[Here’s the article by George Goss for which members of HRRP recently sat for an  interview. It appears in the latest edition  of Science and the City, published by NY City News Service.]

Cleaning Up ‘The Hutch’

STREAMLINED: The Hutchinson River, as seen from Pascap Scrapyard. Photo Credit: George Goss
STREAMLINED: The Hutchinson River, as seen from Pascap Scrapyard. Photo Credit: George Goss

BRONX – Part of the Hutchinson River near Mount Vernon recently earned the distinction of being the most fecal-contaminated of 52 sites of waterway tested in the Long Island Sound watershed by Save the Sound.

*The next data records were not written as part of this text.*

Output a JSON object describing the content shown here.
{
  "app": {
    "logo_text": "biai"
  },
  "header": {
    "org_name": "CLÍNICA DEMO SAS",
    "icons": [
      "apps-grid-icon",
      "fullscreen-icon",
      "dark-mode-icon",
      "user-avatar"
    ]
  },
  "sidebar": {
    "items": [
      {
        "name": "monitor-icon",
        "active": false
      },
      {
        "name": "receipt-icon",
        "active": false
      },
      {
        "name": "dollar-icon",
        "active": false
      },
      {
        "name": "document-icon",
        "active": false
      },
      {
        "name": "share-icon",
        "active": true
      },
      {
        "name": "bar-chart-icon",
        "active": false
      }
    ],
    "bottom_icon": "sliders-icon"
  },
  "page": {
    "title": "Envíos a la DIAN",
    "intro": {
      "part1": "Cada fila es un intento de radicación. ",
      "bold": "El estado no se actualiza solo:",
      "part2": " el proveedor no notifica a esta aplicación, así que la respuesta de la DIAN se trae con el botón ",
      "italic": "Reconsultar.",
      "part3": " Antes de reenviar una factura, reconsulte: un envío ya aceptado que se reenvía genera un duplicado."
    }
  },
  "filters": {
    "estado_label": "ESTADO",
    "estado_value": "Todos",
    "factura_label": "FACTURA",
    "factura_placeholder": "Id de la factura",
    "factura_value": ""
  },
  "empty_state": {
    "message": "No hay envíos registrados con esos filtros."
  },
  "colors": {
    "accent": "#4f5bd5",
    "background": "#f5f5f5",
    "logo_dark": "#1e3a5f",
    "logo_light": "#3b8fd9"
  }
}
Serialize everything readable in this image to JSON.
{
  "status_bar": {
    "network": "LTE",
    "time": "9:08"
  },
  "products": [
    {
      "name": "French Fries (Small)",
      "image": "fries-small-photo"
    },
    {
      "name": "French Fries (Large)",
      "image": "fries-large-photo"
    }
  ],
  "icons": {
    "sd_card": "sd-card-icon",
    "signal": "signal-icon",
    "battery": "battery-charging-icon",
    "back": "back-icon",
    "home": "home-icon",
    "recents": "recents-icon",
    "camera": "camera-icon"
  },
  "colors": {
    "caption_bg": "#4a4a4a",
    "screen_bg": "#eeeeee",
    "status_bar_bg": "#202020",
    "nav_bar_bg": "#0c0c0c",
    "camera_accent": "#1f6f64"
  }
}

The Hutchinson River Restoration Project, an environmental group advocating for a cleaner river, said that public access for kayakers and canoeists is necessary to end the pollution.

“Basically, we are interested in and hoping that someday ‘the Hutch’ will be something that people can use. You know, right now it is not accessible,” said Eleanor Rae, president of the Hutchinson River Restoration Project. “Public access is key.” Continue reading